The round-tube trellis frame on the F1 looked absolutely spiff, with much of it being revealed behind the partial fairing. It felt great at 130 mph, but was a bit tweaky on the narrow, cobblestoned streets of Italian hill towns. And the single Marzocchi Cantilever shock absorber, as well as the 40mm Marzocchi fork, had very stiff springing. The new double-cradle frame was of rather unattractive rectangular-tubed chrome-moly steel, but since it was all going to be covered up, who cared? To simplify maintenance, and engine removal, several of the cradle tubes unbolted. This was the first Ducati design that allowed the rear cylinder to be fully serviced without removing the engine…what a joy. The aluminum swingarm, extended by more than 2 inches, had eccentric chain adjusters that simplified the proper tensioning of the chain.
The Marzocchi fork was fattened up to 42mm and was air adjustable, with an adjustable damping device on the right side; the left tube was focused on the compression stroke. This came with 25 degrees of rake, 4 inches of trail. At the back the Marzocchi shock was tossed in favor of an Öhlins Soft Damp, with the latest rising-rate technology, giving 5.4 inches of travel. Italian-made Oscam wheels were 16-inch front and rear, with Pirelli rubber. The F1 had a 16 front, 18 rear, and this new smaller rear on the Paso made for very quick steering. It also required off-setting the engine a smidge so that the chain could clear the fat, low-profile 160/60 tire. Brembo supplied the brakes, with a pair of 280mm discs on the front, single 270mm disc on the back, squeezed by double-action calipers. The distance between axles was 56.5 inches.

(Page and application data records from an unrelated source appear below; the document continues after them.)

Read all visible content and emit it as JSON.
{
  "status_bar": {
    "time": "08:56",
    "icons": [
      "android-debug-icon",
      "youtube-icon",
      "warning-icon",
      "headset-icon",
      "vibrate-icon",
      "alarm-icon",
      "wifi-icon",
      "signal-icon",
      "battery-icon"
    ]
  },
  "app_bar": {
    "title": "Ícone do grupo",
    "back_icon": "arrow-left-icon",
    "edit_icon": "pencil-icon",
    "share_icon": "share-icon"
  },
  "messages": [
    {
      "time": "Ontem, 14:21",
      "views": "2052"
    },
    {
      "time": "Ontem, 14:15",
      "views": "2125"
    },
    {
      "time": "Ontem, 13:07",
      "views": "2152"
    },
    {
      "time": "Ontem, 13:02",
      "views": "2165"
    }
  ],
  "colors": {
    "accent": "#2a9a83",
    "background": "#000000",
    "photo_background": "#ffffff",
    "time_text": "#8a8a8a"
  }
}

Engine dimensions were kept the same, 88mm bore, 61.5mm stroke, but a radical change was made by twisting the rear head 180 degrees, as had already been done on the Ducati engine in Cagiva’s Elephant enduro model, and using one Weber dual-throat (36mm Venturis) carburetor. The F1 had a pair of Dell’Orto 36mm pumper carbs, optional 40mm if you wanted to go really fast. A complicated siamesed exhaust system ran into very silent Silentium mufflers; of course there were aftermarket options (For Closed Course Use Only).
Other engine changes were a Kokusan electronic ignition and a stronger 14-plate dry clutch. The camshafts and timing were a bit changed from the F1, giving more low-rev power, and at 7,500 rpm the engine was making about 73 crankshaft horsepower, so in fifth gear the speedometer needle was nudging 130 mph. Two small oil radiators were helpful in keeping the engine cool. Shrouding all this were half a dozen pieces of ABS, comprised of a nose section with painted windscreen, big wraparound body, two lowers, oil radiator covers and a tail piece.
The Ducati reputation for demanding unconditional love for the machines held true on the Paso since the fuel pump—required because a portion of the gas tank was below the carburetor—had a tendency to flood the Weber and create problems with low-speed running. Under full honk everything was fine, but urban dallying could make the rider unhappy. Eventually a pressure valve was fitted between the pump and the carb which cured the problem.
The first Pasos came into this country in 1986, with a hefty $7,000 price tag—cost reduction hadn’t been so successful. That year the Japanese 750 in-line fours were making more horsepower for less money; for $4,500 Suzuki would sell anyone a GSX-R750. You had to be a true Ducatista to spend the extra money.
In 1989 the bored and stroked (92 x 68mm), liquid-cooled, Paso 906 appeared, with Ducati hoping that the 15 percent increase in power and sixth gear would humble the in-line fours. Not so. Then came the ’91 907 i.e., which dropped the Paso name when the Weber/Marelli fuel injection was added. End of the line.